▶ [Extracted data]:
++++

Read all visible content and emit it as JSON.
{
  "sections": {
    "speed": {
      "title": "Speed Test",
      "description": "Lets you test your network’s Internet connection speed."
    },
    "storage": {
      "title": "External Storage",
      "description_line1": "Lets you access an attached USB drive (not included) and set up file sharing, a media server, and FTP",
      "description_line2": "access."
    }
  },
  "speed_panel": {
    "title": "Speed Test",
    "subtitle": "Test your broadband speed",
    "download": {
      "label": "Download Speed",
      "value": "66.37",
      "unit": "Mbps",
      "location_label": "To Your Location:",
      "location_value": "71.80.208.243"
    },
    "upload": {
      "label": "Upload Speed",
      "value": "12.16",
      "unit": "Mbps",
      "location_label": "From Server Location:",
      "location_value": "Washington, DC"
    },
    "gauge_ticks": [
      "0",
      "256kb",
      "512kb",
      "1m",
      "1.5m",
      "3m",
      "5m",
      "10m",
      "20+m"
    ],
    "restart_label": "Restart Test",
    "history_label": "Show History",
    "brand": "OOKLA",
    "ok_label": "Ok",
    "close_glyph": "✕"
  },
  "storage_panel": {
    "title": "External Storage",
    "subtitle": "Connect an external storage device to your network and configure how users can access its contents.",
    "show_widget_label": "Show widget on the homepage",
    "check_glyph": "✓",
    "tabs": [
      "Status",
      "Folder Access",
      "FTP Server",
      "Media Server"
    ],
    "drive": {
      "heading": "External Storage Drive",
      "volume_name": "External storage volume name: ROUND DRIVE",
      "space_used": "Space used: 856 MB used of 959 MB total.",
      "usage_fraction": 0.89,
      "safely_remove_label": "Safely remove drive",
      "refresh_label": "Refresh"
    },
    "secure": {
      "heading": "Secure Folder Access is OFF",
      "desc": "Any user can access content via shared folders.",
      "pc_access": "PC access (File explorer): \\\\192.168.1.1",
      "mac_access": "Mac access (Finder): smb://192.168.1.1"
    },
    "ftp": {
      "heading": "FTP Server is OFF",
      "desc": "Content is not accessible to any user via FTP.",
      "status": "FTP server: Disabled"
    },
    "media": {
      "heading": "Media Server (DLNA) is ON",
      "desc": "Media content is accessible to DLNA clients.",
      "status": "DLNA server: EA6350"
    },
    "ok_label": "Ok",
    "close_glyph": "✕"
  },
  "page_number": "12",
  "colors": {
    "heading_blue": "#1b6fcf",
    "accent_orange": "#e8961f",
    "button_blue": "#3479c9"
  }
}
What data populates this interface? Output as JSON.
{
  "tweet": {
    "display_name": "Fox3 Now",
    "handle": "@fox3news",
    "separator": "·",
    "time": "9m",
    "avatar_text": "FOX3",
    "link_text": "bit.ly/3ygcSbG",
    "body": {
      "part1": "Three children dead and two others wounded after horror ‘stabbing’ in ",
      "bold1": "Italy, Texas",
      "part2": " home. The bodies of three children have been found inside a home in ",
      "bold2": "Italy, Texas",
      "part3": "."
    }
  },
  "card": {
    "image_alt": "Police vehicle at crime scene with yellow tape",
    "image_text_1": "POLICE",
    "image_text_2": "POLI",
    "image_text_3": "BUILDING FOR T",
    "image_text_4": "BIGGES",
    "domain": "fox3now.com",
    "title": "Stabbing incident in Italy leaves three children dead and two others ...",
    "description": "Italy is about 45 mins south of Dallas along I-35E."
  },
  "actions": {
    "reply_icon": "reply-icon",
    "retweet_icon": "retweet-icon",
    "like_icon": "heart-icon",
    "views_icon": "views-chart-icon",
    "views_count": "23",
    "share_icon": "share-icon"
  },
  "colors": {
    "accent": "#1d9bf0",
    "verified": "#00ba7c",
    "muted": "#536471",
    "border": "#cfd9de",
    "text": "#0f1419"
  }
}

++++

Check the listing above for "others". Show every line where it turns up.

      "part1": "Three children dead and two others wounded after horror ‘stabbing’ in ",
    "title": "Stabbing incident in Italy leaves three children dead and two others ...",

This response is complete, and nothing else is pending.